  1. Materials and methods are available as supporting material on Science Online.

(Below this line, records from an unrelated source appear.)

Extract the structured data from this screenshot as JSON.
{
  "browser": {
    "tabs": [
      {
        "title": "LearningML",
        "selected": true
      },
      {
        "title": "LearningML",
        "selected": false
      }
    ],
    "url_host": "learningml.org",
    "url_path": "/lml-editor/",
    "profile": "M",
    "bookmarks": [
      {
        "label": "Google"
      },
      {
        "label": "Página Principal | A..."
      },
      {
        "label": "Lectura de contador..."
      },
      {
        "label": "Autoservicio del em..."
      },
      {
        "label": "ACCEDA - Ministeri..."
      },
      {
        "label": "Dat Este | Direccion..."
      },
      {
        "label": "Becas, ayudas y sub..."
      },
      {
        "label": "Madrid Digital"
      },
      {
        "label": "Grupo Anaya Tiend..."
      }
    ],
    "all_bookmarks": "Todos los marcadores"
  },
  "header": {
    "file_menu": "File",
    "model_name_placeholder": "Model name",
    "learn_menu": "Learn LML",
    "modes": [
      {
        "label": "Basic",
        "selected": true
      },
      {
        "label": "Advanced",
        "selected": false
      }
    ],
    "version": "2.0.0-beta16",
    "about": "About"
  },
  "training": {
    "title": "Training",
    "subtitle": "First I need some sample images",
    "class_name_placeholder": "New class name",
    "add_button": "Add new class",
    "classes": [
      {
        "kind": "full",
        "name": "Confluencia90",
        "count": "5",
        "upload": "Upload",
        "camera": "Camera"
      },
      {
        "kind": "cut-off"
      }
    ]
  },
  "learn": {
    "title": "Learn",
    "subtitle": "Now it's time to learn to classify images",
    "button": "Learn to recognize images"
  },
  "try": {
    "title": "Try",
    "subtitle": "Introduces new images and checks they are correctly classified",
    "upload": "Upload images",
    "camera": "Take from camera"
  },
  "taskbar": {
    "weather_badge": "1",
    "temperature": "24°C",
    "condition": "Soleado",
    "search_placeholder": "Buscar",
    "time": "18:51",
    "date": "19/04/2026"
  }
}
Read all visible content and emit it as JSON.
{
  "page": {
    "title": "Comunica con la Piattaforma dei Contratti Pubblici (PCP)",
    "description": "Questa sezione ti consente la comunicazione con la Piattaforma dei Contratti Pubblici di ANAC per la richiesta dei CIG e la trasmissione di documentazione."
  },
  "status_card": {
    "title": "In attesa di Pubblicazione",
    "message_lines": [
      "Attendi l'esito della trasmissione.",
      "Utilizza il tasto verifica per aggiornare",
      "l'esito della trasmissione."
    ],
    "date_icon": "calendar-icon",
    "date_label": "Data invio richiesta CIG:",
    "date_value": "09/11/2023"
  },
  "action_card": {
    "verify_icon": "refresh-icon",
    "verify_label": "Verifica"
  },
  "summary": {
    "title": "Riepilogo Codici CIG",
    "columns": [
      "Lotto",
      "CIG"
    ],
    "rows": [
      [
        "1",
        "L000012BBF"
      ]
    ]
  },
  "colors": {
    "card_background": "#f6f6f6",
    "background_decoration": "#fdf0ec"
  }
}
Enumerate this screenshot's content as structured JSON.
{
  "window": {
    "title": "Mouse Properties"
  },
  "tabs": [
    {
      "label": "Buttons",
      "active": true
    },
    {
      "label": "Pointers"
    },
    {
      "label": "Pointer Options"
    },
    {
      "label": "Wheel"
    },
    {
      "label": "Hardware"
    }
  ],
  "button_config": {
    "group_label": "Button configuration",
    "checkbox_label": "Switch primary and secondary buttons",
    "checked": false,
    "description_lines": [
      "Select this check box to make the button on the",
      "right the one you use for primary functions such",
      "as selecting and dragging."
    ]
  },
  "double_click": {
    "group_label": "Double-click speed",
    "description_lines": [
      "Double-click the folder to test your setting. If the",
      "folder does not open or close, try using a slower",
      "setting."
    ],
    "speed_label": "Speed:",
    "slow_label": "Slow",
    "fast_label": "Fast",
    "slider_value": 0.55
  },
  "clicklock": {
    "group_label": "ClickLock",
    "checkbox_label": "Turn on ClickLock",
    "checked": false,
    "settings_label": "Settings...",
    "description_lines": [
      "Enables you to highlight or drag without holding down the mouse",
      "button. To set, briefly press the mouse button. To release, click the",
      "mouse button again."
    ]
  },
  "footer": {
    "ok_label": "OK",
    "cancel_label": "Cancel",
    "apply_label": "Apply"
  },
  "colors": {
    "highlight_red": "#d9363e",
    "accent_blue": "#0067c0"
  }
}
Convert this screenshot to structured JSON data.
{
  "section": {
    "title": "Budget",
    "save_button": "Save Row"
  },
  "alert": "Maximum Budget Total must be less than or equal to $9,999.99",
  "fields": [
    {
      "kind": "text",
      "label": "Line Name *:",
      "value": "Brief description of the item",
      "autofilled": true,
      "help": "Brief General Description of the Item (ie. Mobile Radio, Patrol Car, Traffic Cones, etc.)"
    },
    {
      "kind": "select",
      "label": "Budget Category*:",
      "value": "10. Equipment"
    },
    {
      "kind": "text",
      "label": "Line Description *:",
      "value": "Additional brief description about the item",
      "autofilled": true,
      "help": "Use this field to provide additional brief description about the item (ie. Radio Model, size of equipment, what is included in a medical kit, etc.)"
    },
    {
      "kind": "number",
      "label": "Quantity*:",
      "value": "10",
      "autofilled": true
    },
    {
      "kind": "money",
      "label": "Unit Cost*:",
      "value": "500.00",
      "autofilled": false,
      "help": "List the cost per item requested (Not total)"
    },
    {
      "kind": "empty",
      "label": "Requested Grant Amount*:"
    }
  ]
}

  2. Acknowledgments: L.N.F. is supported by a Glasstone Science Fellowship at the University of Oxford. We thank members of both the Cassini CIRS and VIMS teams for their support in the analysis of Cassini data, and the director and staff of the ESO VLT for their assistance with the execution of these observations. This investigation was partially based on observations acquired at the Paranal UT3/Melipal Observatory under ID 386.C-0096. We are extremely grateful to all those observers contributing to the International Outer Planets Watch Planetary Visual Observatory & Laboratory (IOPW-PVOL), including T. Barry (Australia) for his contribution to Fig. 1. The UK authors acknowledge the support of the Science and Technology Facilities Council. A.S.L., R.H., and T.d.R. are supported by the Spanish MICIIN (Spanish Ministry of Science and Innovation) project AYA2009-10701 with FEDER and Grupos Gobierno Vasco IT-464-07. G.S.O. is supported by grants from NASA to the Jet Propulsion Laboratory, California Institute of Technology. L.N.F. performed the optimal estimation retrievals on both ground-based and space-based data sets and analyzed the results, and wrote the initial draft. B.E.H., G.L.B., and A.S.-M. designed the CIRS mapping observations; calibration assistance was provided by A.M. T.W.M. and K.H.B. provided the VIMS nightside spectra. G.S.O. supported ground-based VLT observations, and A.S.-L., R.H., and T.d.R.-G. provided IOPW-PVOL images. J.M.G. provided cylindrical mapping of IOPW-PVOL images. P.G.J.I. developed the optimal estimation retrieval codes used in this study. All authors discussed the results and commented on the manuscript.
View Abstract

Navigate This Article